I used a journal format as my means of record keeping when I was teaching kindergarten. This was helpful with keeping track of the school year and traditional lesson plans weren’t the best way of recording our year. I had a yearly overview and curriculum that I used, but didn’t write out any formal plans as I discussed in my previous posts. There are a wide variety of journals and I picked a style that was most comfortable for me. Here is an example of what I did:
Monday, August 22
Reading– Today Malcolm and I worked on singing the ABC’s. I had him write the letters in rice. (Note: This is done by having a plastic, resealable container of rice that little hands and fingers can write their letters instead of paper and pencil.) I read aloud Ten Terrible Dinosaurs, by Paul Strickland
Writing– He wrote his name and the word policeman when he drew his picture for Social Studies. We are starting to make a book of community helpers.
Math-Sorting/ Counting/Graphing- Malcolm sorted M&M’s into colors and we counted how many of each color were in the bag.We made a graph for each of the colors and as a treat ate ALL of them! 🙂
Social Studies- Community Helpers We read People at Work, by Bobbie Kalman and Malcolm drew a picture of what he might like to do when he grows up.
Art-He drew a picture of a policeman.
Science/Health– We read My Five Senses, by Aliki Malcolm had to guess five different items by smell only. I put them in plastic snack bags and had him close his eyes and guess what the items were. cinnamon, cotton ball with vinegar, cotton ball with cologne, a stick of spearmint chewing gum, a fresh lemon slice. We discussed colds and how you can prevent them such as, eat healthy foods, get plenty of rest, wash your hands, sneeze into a tissue or the crook over your arm, etc.
You can also have your junior and senior high students keep a journal or blog of their studies. You can check progress this way and be independent, while still having your input and guidance. One of my sons visited coffee shops since he is interested in having his own one day. He kept a blog about where he had been, likes/dislikes, what he had to drink, house specialties, and photographs of the shop.
I hope this series has helped you with your lesson planning.
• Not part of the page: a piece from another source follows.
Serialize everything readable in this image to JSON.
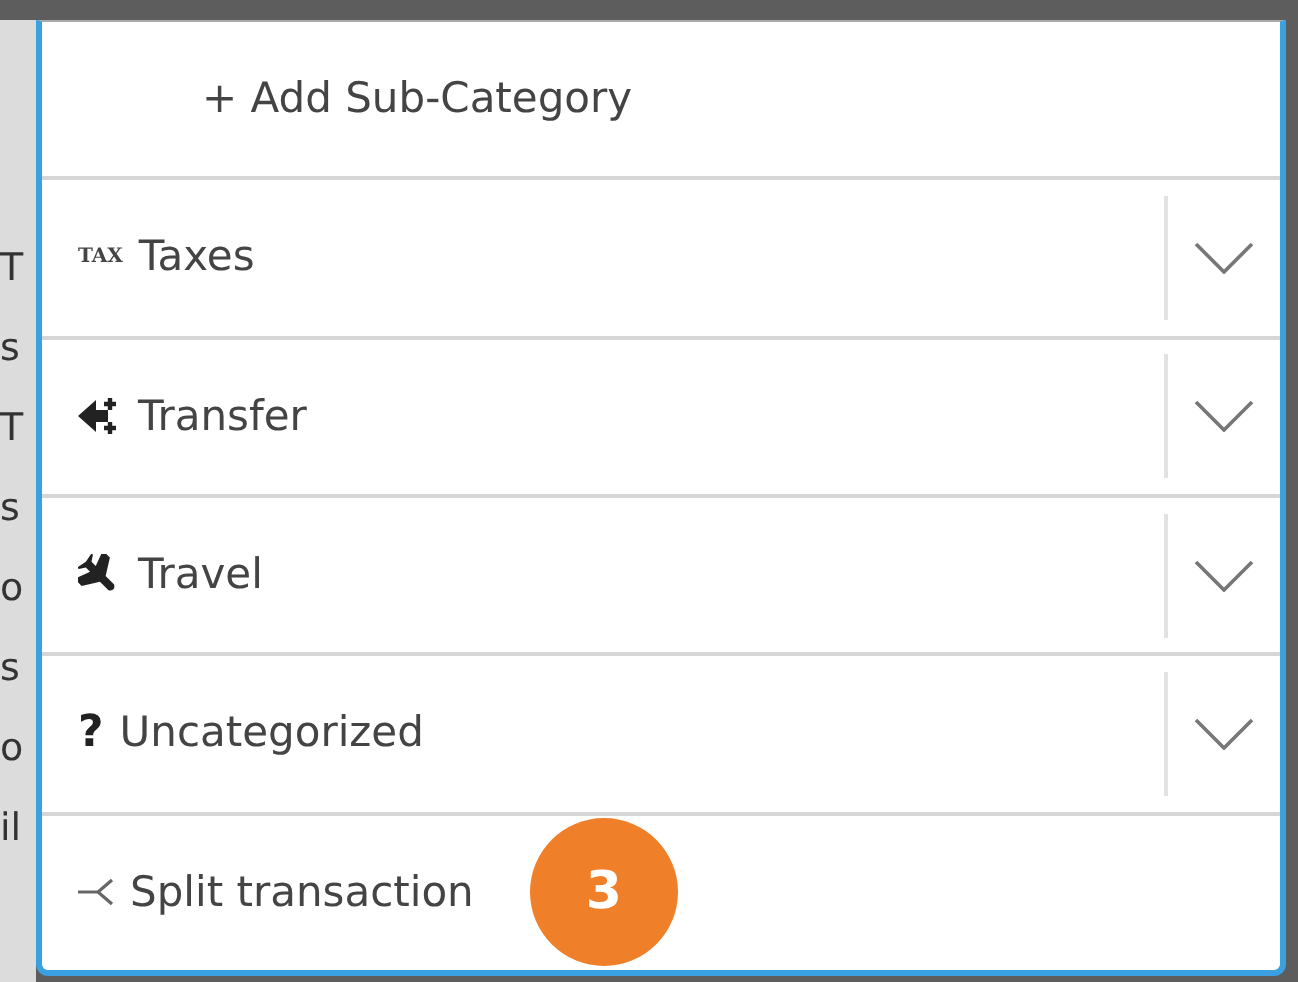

I pray your school will be filled with many days of laughter and awe-filled days as you teach your child(ren).